9. - 1. A will in writing must be, 1. Written on paper or parchment; it may be in any language, and in any character, provided it can be read or understood. 2. It must be signed by the testator or some person authorized by him; but a sealing has been held to be a sufficient signing. 2 Str. 764. But see 3 Lev. R. 1; 1 Const. R. 343; 18 Ves. R. 183; 2 Ball & B. 104 5 Mood. R. 484, and article To sign. And it ought to be signed by the attesting witnesses. In some states three witnesses are required, who should sign the will as such at the request and in the presence of the testator and of each other. This formality should generally be pursued, as the testator may have lands in such states which would not pass without it. See, as to the attestation of wills, Bac. Ab. Wills, D; Rob. on Wills, c. 1, part 15. 3. It must be published, that is, the testator must do some act from which it can be concluded that he intended the instrument to operate as his will. 6 Cruise, 79; 4 Burn's Eccl. Law, 119. As to the republication of wills, see Bac. Abr. Wills, D 3; and article Publication. 4. To make a good will of goods and chattels there must be an executor named in it, otherwise it will be a codocil only, and the party is said to die intestate; in such a case administration must be granted. Bac. Abr. Wills, D 2.

10. - 2. A nuncupative will or testament, is a verbal declaration by a tes-tator of his will before a competent number of legal witnesses.

11. Before the statute of frauds they were very common, but by that statute, 29 C. H. c. 3, which has been substantially adopted in a number of the states, these wills were laid under many restrictions. Vide Dane's Ab. chap. 127, a. 2; 3 Harr. & John. 208; 6 Munf. R. 123; 1 Munf. R. 456; 4 Hen. & Munf. 91-100.

12. In New York nuncupative wills have been abolished, except made by a soldier while in actual military service, or by a mariner while at sea. 2 New York Revised Statutes, 60, sec. 22. As to nuncupative wills in Louisiana, see Testament nuncupative; and Civil Code of Louisiana, article 1574.

13. It is a rule that the last will revokes all former wills. It follows then that a man cannot by any testamentary act impose upon himself the inability of making another inconsistent with and revoking the first will. Bac. Ab. Wills, E; Swinb. pt. 7, s. 14.

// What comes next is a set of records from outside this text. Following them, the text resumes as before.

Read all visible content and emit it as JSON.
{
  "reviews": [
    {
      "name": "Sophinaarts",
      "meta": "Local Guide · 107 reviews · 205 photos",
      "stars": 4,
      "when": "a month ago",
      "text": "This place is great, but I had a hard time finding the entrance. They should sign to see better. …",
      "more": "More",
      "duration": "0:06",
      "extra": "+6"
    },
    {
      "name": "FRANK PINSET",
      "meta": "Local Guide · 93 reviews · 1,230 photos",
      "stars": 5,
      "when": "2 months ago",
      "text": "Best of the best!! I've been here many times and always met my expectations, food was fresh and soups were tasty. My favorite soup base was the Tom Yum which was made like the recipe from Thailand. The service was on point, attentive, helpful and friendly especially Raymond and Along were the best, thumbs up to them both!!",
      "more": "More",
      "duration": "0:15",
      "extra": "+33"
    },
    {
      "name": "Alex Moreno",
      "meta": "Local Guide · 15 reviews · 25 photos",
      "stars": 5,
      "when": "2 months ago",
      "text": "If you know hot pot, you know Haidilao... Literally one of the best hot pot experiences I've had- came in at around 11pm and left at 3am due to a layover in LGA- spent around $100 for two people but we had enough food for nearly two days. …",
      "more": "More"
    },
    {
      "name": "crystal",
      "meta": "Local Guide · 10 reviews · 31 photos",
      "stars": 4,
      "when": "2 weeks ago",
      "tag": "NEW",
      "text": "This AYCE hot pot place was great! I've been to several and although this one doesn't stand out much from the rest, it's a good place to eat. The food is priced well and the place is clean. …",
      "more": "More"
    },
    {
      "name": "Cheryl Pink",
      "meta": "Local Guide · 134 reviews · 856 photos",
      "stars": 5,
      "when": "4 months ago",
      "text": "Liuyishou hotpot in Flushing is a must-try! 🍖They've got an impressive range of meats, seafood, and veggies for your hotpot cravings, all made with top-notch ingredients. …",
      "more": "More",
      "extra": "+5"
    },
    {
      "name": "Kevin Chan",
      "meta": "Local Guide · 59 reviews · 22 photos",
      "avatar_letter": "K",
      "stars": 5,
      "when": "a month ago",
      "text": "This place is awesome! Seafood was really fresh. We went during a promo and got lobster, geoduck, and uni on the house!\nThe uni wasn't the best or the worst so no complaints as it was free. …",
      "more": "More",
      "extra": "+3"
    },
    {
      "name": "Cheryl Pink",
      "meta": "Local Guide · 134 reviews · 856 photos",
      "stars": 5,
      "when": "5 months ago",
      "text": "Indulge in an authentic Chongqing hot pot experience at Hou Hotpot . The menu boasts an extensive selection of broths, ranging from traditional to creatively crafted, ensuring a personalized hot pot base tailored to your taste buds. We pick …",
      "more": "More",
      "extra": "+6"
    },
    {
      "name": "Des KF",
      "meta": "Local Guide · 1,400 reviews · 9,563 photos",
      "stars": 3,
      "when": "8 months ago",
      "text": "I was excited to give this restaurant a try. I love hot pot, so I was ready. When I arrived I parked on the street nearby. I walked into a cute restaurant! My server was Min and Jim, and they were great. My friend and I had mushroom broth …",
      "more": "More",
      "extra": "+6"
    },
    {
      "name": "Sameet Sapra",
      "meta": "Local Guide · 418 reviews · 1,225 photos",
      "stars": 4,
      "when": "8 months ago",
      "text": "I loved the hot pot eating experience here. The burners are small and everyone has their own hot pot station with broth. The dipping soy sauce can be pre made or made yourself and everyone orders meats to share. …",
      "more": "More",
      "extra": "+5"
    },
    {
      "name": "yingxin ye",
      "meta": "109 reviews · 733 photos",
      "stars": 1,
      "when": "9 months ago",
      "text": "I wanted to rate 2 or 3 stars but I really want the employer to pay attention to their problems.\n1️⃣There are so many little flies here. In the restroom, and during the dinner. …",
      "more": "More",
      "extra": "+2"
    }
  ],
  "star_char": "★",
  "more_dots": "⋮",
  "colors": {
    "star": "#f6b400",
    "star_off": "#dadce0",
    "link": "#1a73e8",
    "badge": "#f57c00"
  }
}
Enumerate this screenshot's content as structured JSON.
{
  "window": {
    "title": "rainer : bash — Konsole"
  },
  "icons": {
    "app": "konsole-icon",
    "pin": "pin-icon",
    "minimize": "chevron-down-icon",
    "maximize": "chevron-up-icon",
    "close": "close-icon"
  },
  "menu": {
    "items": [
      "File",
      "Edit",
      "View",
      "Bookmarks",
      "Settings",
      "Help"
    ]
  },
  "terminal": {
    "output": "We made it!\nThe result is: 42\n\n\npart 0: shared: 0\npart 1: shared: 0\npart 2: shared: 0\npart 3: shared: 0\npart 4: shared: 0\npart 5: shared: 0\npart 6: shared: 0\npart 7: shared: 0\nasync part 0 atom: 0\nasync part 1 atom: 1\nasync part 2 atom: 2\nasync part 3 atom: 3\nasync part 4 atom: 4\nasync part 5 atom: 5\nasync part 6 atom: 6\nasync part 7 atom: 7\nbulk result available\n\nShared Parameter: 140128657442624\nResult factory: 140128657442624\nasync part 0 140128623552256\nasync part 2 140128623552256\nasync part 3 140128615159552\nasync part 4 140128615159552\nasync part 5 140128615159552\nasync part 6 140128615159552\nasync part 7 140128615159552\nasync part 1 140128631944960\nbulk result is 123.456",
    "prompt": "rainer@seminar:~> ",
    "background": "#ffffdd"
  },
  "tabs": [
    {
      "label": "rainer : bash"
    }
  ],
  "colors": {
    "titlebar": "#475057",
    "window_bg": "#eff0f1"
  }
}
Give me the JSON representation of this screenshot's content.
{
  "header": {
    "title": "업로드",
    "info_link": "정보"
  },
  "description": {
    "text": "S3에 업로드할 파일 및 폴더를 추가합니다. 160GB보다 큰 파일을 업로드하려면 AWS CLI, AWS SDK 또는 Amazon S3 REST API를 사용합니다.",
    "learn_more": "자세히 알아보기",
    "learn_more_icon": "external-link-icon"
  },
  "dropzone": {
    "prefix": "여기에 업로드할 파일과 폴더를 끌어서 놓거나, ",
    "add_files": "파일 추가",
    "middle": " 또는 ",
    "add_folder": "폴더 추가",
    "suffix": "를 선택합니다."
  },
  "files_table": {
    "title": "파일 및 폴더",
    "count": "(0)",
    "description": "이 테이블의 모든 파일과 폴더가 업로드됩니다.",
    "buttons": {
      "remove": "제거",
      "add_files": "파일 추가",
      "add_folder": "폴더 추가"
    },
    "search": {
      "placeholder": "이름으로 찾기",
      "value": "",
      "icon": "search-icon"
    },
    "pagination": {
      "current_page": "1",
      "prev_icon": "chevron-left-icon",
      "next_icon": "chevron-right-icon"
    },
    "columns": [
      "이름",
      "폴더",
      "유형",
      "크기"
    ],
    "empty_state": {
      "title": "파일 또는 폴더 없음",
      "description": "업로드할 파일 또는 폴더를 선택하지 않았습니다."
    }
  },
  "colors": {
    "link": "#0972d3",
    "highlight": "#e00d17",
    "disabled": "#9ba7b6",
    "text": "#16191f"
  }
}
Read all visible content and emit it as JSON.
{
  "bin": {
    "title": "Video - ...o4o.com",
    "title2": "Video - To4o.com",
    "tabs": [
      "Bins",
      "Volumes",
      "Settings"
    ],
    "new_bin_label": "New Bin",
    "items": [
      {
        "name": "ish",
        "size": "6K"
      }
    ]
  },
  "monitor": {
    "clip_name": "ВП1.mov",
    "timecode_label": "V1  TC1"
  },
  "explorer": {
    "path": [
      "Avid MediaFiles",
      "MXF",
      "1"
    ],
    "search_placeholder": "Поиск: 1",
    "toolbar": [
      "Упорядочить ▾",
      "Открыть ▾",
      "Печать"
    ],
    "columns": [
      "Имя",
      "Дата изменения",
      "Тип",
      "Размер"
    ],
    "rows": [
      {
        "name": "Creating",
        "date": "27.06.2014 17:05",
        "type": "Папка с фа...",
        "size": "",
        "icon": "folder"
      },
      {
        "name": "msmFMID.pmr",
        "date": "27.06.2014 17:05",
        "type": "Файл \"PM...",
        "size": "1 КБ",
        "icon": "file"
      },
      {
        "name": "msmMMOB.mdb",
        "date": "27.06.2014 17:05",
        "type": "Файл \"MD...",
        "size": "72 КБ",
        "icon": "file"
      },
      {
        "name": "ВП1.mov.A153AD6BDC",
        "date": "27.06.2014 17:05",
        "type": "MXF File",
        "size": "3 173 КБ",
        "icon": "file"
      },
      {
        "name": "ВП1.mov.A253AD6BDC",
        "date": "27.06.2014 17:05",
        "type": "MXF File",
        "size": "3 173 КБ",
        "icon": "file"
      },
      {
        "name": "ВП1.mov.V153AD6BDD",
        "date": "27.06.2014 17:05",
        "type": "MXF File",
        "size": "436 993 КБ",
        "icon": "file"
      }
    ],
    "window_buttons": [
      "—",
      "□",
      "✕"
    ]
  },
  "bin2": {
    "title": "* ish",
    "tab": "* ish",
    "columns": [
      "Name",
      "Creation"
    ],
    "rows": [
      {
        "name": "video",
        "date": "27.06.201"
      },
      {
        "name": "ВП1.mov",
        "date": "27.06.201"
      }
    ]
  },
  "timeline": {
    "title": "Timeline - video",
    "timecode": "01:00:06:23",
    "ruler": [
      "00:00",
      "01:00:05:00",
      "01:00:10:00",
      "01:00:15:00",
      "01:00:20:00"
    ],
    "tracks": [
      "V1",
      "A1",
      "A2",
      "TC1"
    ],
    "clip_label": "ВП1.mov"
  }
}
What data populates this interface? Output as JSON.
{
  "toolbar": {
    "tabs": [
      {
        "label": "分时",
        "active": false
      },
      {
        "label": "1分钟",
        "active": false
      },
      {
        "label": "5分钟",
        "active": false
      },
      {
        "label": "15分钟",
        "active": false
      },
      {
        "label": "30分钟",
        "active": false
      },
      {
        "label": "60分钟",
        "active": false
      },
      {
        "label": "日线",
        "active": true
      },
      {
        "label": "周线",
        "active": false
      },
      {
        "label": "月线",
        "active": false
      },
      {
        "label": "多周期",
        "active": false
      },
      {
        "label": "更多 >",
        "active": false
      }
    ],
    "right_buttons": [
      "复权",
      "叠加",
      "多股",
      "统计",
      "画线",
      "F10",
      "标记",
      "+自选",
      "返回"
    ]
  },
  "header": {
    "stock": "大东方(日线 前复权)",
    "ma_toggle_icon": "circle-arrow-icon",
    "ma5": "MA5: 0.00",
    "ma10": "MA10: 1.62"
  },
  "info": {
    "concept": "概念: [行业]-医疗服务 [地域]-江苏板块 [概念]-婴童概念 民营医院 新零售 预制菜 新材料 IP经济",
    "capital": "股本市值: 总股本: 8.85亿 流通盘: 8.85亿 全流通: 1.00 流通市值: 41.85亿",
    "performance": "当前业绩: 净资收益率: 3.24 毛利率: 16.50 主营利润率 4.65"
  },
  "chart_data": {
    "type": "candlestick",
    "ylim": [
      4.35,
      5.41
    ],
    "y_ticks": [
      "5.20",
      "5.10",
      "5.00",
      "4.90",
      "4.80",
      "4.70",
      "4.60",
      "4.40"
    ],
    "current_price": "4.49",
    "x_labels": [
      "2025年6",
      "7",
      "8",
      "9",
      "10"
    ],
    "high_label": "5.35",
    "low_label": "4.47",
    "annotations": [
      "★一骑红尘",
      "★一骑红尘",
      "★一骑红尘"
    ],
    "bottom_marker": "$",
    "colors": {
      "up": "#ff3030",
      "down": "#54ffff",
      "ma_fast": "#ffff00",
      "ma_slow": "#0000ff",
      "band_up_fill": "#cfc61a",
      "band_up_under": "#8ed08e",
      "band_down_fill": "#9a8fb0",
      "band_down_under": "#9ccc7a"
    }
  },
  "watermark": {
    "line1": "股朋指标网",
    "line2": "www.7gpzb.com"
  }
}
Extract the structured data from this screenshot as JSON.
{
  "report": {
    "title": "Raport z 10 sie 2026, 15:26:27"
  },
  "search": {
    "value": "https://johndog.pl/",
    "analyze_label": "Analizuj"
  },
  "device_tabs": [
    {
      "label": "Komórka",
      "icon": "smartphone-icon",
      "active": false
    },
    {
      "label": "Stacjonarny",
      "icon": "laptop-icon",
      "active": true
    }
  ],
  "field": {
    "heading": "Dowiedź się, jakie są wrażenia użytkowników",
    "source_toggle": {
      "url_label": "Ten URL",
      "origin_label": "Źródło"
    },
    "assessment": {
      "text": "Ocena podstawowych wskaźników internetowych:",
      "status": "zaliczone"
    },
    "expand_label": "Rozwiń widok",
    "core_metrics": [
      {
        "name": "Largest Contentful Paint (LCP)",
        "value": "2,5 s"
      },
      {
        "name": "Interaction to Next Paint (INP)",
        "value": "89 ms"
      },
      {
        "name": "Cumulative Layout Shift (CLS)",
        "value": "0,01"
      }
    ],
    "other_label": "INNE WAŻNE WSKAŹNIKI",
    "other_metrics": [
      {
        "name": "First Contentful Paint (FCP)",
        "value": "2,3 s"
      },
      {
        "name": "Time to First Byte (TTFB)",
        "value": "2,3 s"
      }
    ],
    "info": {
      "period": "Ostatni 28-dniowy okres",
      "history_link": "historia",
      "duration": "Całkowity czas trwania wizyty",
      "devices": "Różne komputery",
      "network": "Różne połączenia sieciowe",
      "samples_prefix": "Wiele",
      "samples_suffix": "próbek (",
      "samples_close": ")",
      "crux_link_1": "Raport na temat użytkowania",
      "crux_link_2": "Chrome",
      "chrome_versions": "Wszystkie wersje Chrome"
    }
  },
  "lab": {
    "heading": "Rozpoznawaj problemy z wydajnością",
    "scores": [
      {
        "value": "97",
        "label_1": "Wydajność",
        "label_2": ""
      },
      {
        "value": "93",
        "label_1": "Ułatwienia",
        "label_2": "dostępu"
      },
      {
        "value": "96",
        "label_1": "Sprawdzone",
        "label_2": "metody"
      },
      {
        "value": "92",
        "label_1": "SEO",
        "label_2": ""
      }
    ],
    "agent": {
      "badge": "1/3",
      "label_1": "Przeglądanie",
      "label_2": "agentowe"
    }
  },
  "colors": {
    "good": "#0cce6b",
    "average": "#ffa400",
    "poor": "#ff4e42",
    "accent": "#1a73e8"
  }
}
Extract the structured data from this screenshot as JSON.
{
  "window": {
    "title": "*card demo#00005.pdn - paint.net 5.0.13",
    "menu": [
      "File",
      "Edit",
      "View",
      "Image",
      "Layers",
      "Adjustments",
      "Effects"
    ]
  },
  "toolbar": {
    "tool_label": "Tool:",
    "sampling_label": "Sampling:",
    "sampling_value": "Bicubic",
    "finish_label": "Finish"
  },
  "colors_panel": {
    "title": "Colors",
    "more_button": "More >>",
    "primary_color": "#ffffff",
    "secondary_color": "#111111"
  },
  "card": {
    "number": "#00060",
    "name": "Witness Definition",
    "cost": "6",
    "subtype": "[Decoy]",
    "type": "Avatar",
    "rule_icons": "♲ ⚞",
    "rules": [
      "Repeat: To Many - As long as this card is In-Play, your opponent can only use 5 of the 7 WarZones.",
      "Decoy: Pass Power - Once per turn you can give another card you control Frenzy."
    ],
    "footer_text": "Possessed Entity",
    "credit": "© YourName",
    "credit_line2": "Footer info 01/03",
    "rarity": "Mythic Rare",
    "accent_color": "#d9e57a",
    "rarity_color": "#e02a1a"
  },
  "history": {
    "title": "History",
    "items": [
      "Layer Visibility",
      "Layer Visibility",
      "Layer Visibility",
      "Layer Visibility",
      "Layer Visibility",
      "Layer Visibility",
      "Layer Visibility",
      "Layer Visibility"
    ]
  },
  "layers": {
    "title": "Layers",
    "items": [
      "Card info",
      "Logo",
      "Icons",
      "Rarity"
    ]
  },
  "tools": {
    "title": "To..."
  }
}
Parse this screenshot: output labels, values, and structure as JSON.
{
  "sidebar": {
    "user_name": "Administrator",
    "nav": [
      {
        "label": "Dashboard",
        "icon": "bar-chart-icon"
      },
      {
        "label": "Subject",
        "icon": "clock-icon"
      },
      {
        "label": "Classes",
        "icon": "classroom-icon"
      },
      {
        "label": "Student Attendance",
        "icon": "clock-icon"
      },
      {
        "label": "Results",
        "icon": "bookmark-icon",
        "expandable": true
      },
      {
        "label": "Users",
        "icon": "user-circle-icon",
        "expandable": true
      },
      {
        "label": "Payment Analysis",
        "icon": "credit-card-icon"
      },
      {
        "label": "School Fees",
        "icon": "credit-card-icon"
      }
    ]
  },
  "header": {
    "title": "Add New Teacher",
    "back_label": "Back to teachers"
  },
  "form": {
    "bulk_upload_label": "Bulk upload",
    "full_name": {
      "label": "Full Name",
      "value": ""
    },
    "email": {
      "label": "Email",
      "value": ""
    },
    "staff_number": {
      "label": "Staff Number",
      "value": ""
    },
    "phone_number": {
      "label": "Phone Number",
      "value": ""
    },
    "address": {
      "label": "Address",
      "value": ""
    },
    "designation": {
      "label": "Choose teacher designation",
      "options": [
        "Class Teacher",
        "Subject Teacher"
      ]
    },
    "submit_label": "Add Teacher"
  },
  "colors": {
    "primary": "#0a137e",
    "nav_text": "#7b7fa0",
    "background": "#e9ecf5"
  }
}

14. A will voluntarily and intentionally made by a competent testator, according to the form required by law, may be avoided, 1st. By revocation, see Revocation; Bac. Abr. Wills, G 1; Vin. Abr. Devise, P; 1 Rolle, Ab. 615; Com. Dig. Estates by Dev. F; and, 2d. By fraud.

15. Among the civilians they have two other kinds of wills, namely: the mystic, which is a will enveloped in a paper and sealed, and the witnesses attest that fact, the other is the olographic; which is wholly written by the testator himself. See Testament. As to wills and testaments, see Swinburne on Wills; Roberts on Wills; Lovelass on Wills; Roper on Legacies; Lowndes on Legacies; Will. on Ex. pt. 1; Vin. Abr. Devise; Rolle's Abr. Devise; Bac. Abr. Wills and Testaments; Com. Dig. Estates by Devise; Nels. Abr. h. t.; Amer. Dig. Wills; Whart. Dig. Wills; Toll. on Executors; Off. Ex.; Orph. Legacy; Touchst, ch. 23 Civil Code of Louisiana, B. 3, tit. 2; Bouv. Inst. Index, h. t.; and the articles Devise; Legacy; Testament.


About RA-5

Editors of Aboutlaw.com.

Next Post
No comments:
Write comments

Looking for something else?


Most read last year

Copyright © Ask.Aboutlaw.com: Dictionary, answers... about law.